“It’s a very complex process,” admits Jean Carr, SCJ’s president, CEO, and co-founder. “We took our time to make sure we were doing it in a way that worked for our firm and our employees. Getting to this point though, says Carr, involved three federal regulatory agencies and the hiring of an outside ESOP trustee. The process also included external valuators, multiple attorneys, and plenty of red tape.
“Even in the early days when we started SCJ Alliance, we looked to the future. We love what we’ve built and we love and value our staff. It was important to us to be able to reward everybody for their dedication and commitment, as well as preserve our unique culture.”
ESOPs are most often implemented by shareholders who would rather see their company continue with employees as the new owners, rather than selling to a competitor or private equity group, and that was the case for SCJ. “This transfers ownership to our employees and keeps the team together,” says Carr.
NCEO experts report that ESOP companies “grow 2.3% to 2.4% faster after setting up their ESOP than would have been expected without it…[And] participants in ESOPs do well. A 1997 Washington State study found that ESOP participants made 5% to 12% more in wages and had almost three times the retirement assets as did workers in comparable non-ESOP companies.”
This is due in part to employees knowing the company’s overall success increases the price of the stock, which annually is independently valued and allocated to employees at no cost to themselves. If everyone works hard and succeeds, the worth of their retirement shares grows.
The process to create an ESOP was completed in September 2019 and this fall Carr, Eric Johnston, chief operating officer, and the trustee have visited with the entire staff in all offices to explain the process, journey and future.
Employees are excited about being 100 percent employees owned. “A free, extra retirement plan and being a part of the overall long-term success of SCJ? Yes, please, and thank you!!” says Dan Ireland, an engineer at SCJ Alliance.
Transportation Design Manager Scott Sawyer echoed Dan’s enthusiasm, saying, “I am very excited we have implemented a long-term solution for ownership transition. It lets us keep our focus on being great with our clients and with each other. With everyone pulling in the same direction I am certain we will continue our track record of success!”

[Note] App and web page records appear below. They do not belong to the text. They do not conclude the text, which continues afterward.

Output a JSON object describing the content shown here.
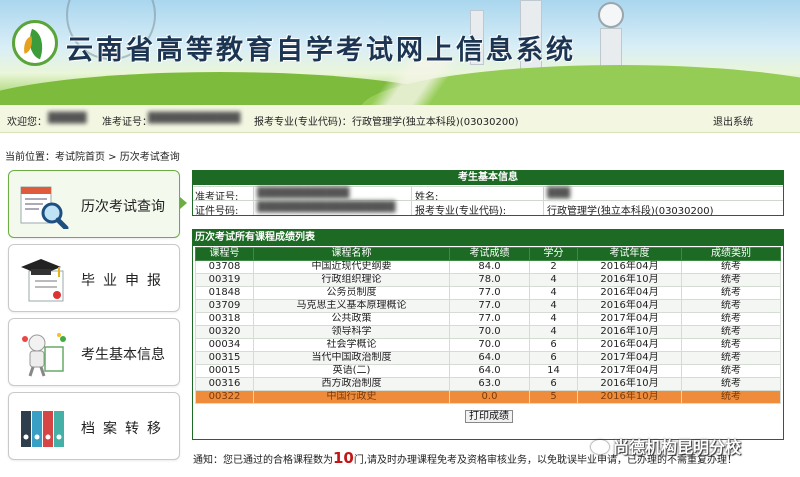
{
  "header": {
    "site_title": "云南省高等教育自学考试网上信息系统"
  },
  "infobar": {
    "welcome_label": "欢迎您：",
    "welcome_value": "█████",
    "exam_no_label": "准考证号：",
    "exam_no_value": "████████████",
    "major_label": "报考专业(专业代码)：",
    "major_value": "行政管理学(独立本科段)(03030200)",
    "logout_label": "退出系统"
  },
  "breadcrumb": "当前位置：考试院首页 > 历次考试查询",
  "sidebar": {
    "items": [
      {
        "label": "历次考试查询"
      },
      {
        "label": "毕业申报"
      },
      {
        "label": "考生基本信息"
      },
      {
        "label": "档案转移"
      }
    ]
  },
  "basic_info": {
    "title": "考生基本信息",
    "exam_no_label": "准考证号:",
    "exam_no_value": "████████████",
    "name_label": "姓名:",
    "name_value": "███",
    "id_label": "证件号码:",
    "id_value": "██████████████████",
    "major_label": "报考专业(专业代码):",
    "major_value": "行政管理学(独立本科段)(03030200)"
  },
  "scores": {
    "title": "历次考试所有课程成绩列表",
    "columns": [
      "课程号",
      "课程名称",
      "考试成绩",
      "学分",
      "考试年度",
      "成绩类别"
    ],
    "rows": [
      [
        "03708",
        "中国近现代史纲要",
        "84.0",
        "2",
        "2016年04月",
        "统考"
      ],
      [
        "00319",
        "行政组织理论",
        "78.0",
        "4",
        "2016年10月",
        "统考"
      ],
      [
        "01848",
        "公务员制度",
        "77.0",
        "4",
        "2016年04月",
        "统考"
      ],
      [
        "03709",
        "马克思主义基本原理概论",
        "77.0",
        "4",
        "2016年04月",
        "统考"
      ],
      [
        "00318",
        "公共政策",
        "77.0",
        "4",
        "2017年04月",
        "统考"
      ],
      [
        "00320",
        "领导科学",
        "70.0",
        "4",
        "2016年10月",
        "统考"
      ],
      [
        "00034",
        "社会学概论",
        "70.0",
        "6",
        "2016年04月",
        "统考"
      ],
      [
        "00315",
        "当代中国政治制度",
        "64.0",
        "6",
        "2017年04月",
        "统考"
      ],
      [
        "00015",
        "英语(二)",
        "64.0",
        "14",
        "2017年04月",
        "统考"
      ],
      [
        "00316",
        "西方政治制度",
        "63.0",
        "6",
        "2016年10月",
        "统考"
      ],
      [
        "00322",
        "中国行政史",
        "0.0",
        "5",
        "2016年10月",
        "统考"
      ]
    ],
    "print_label": "打印成绩"
  },
  "notice": {
    "prefix": "通知：您已通过的合格课程数为",
    "count": "10",
    "suffix": "门,请及时办理课程免考及资格审核业务，以免耽误毕业申请，已办理的不需重复办理！"
  },
  "watermark": "尚德机构昆明分校",
  "colors": {
    "panel_green": "#1d6a25",
    "highlight_orange": "#ef8c3b",
    "notice_red": "#c31616"
  }
}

Whether crafting the new Tumwater Craft District or designing healing gardens for the chronically ill and hospitalized, SCJ Alliance strives to maintain their core values of stewardship, freedom, compassion, trust, and integrity. “Our relationships—both with clients and colleagues—are guided by our Core Values. SCJ’s culture is client focused, supports a work/life balance and nurtures characteristics like innovation, respect, collaboration, accountability, creativity and fun,” says Carr.
A successful project at SCJ includes personal and professional satisfaction, a positive impact on the community being served, and enhanced relationships. Follow their adventures on Facebook or the SCJ Alliance website to learn more.

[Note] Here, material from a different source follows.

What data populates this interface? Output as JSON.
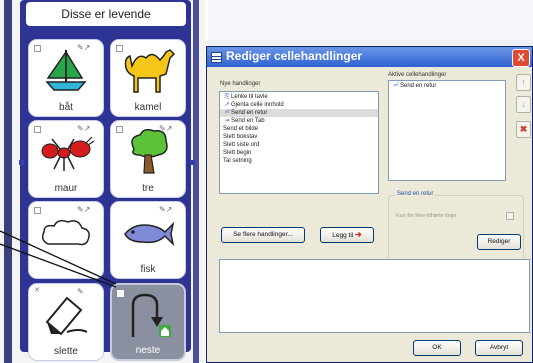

Astronaut John Glenn once said “I’m not interested in my legacy. I made up a word: ‘live-acy.’ I’m more interested in living.” Now that they’re 100 percent employee owned, SCJ Alliance can go forth and seek the next chapter in their unique live-acy too. Explore their portfolio online or reach out to see how they can help your business, city, and region thrive.